scHolar index

(toggle details)

for publications written by

in all or some subject areas

Biology, Life Sciences, and Environmental Science
Business, Administration, Finance, and Economics
Chemistry and Materials Science
Engineering, Computer Science, and Mathematics
Medicine, Pharmacology, and Veterinary Science
Physics, Astronomy, and Planetary Science
Social Sciences, Arts, and Humanities

between and

and display those cited at least times

What? Use the form above to query Google Scholar. Start with a simple author query, e.g. alan turing. Results will be processed to compute and visualize the corresponding H index (and other metrics). Note that since Google does not serve more than 1000 results for any query, the output might be partial in some cases...
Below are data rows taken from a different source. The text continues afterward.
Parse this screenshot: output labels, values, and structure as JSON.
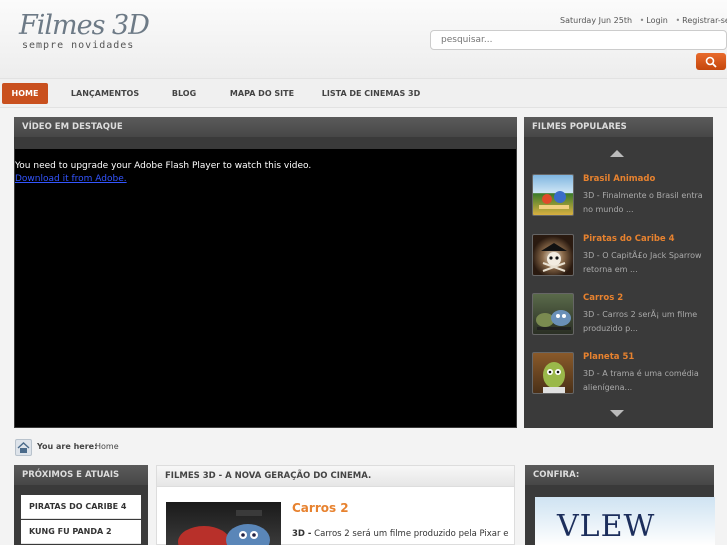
{
  "header": {
    "logo_title": "Filmes 3D",
    "logo_subtitle": "sempre novidades",
    "date": "Saturday Jun 25th",
    "login": "Login",
    "register": "Registrar-se",
    "search_placeholder": "pesquisar..."
  },
  "nav": {
    "items": [
      {
        "label": "HOME",
        "active": true
      },
      {
        "label": "LANÇAMENTOS"
      },
      {
        "label": "BLOG"
      },
      {
        "label": "MAPA DO SITE"
      },
      {
        "label": "LISTA DE CINEMAS 3D"
      }
    ]
  },
  "featured": {
    "title": "VÍDEO EM DESTAQUE",
    "message": "You need to upgrade your Adobe Flash Player to watch this video.",
    "link": "Download it from Adobe."
  },
  "popular": {
    "title": "FILMES POPULARES",
    "items": [
      {
        "title": "Brasil Animado",
        "desc": "3D - Finalmente o Brasil entra no mundo ..."
      },
      {
        "title": "Piratas do Caribe 4",
        "desc": "3D - O CapitÃ£o Jack Sparrow retorna em ..."
      },
      {
        "title": "Carros 2",
        "desc": "3D - Carros 2 serÃ¡ um filme produzido p..."
      },
      {
        "title": "Planeta 51",
        "desc": "3D - A trama é uma comédia alienígena..."
      }
    ]
  },
  "breadcrumb": {
    "label": "You are here:",
    "current": "Home"
  },
  "upcoming": {
    "title": "PRÓXIMOS E ATUAIS",
    "items": [
      "PIRATAS DO CARIBE 4",
      "KUNG FU PANDA 2"
    ]
  },
  "main_article": {
    "section_title": "FILMES 3D - A NOVA GERAÇÃO DO CINEMA.",
    "title": "Carros 2",
    "lead": "3D -",
    "text": "Carros 2 será um filme produzido pela Pixar e"
  },
  "sidebar_right": {
    "title": "CONFIRA:",
    "ad_text": "VLEW"
  },
  "colors": {
    "accent": "#e7822f",
    "nav_active": "#c9501e",
    "panel_dark": "#3a3a3a"
  }
}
How? The service is implemented in Python. The latest source code is freely available under the GNU General Public License (GPL), version 2.

Why? This service was created to illustrate how hard it is to compute the "right" index for a particular person. It is not intended as a tool to compute other people's index but rather as a way of understanding - and possibly arguing against - other people's computations of one's index.
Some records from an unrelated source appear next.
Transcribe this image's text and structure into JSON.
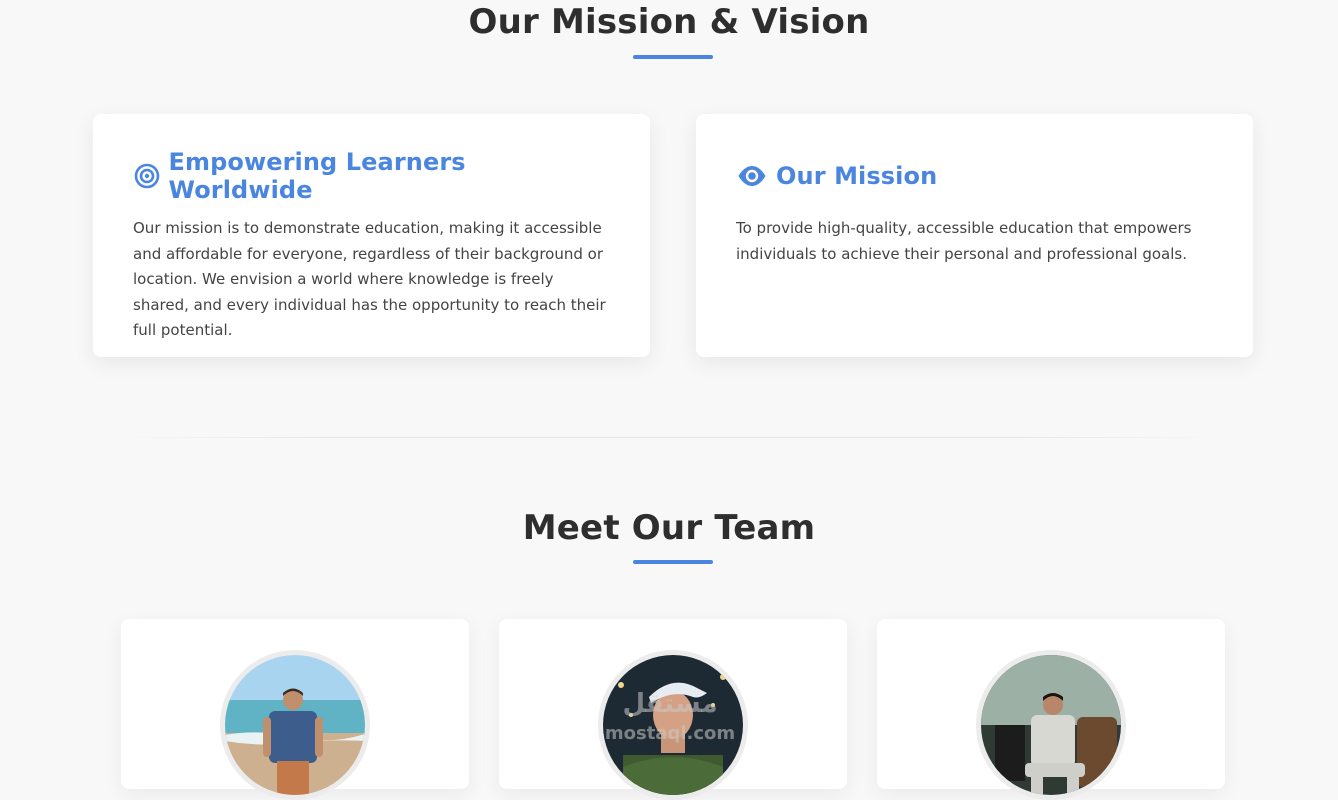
{
  "mission_section": {
    "title": "Our Mission & Vision",
    "cards": [
      {
        "icon": "target-icon",
        "heading": "Empowering Learners Worldwide",
        "text": "Our mission is to demonstrate education, making it accessible and affordable for everyone, regardless of their background or location. We envision a world where knowledge is freely shared, and every individual has the opportunity to reach their full potential."
      },
      {
        "icon": "eye-icon",
        "heading": "Our Mission",
        "text": "To provide high-quality, accessible education that empowers individuals to achieve their personal and professional goals."
      }
    ]
  },
  "team_section": {
    "title": "Meet Our Team",
    "members": [
      {
        "avatar": "team-member-photo-beach"
      },
      {
        "avatar": "team-member-photo-cap"
      },
      {
        "avatar": "team-member-photo-chair"
      }
    ]
  },
  "watermark": {
    "text": "مستقل",
    "sub": "mostaql.com"
  },
  "colors": {
    "accent": "#4a86e0",
    "background": "#f8f8f8",
    "card": "#ffffff",
    "heading": "#2e2e2e",
    "text": "#444444"
  }
}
Who? Comments, suggestions and questions should be sent to Nicolas Roussel (nicolas.roussel@inria.fr).

Sending automated queries to Google is against its Terms of Service. When they detect multiple queries coming from the same IP address, Google servers usually send an error page that contains a captcha and requires user interaction. This breaks scHolar index from time to time. I would argue that it does not send automated queries as it just forwards your query to Scholar and rearranges the results. Yet, the fact that a lot of people use it probably makes it look like a robot running on our web server.

I might try to find a workaround someday. In the mean time, you can always download the source code (see below) and run it on your own server. Or just create your own profile on Google Scholar now that they provide citation counts.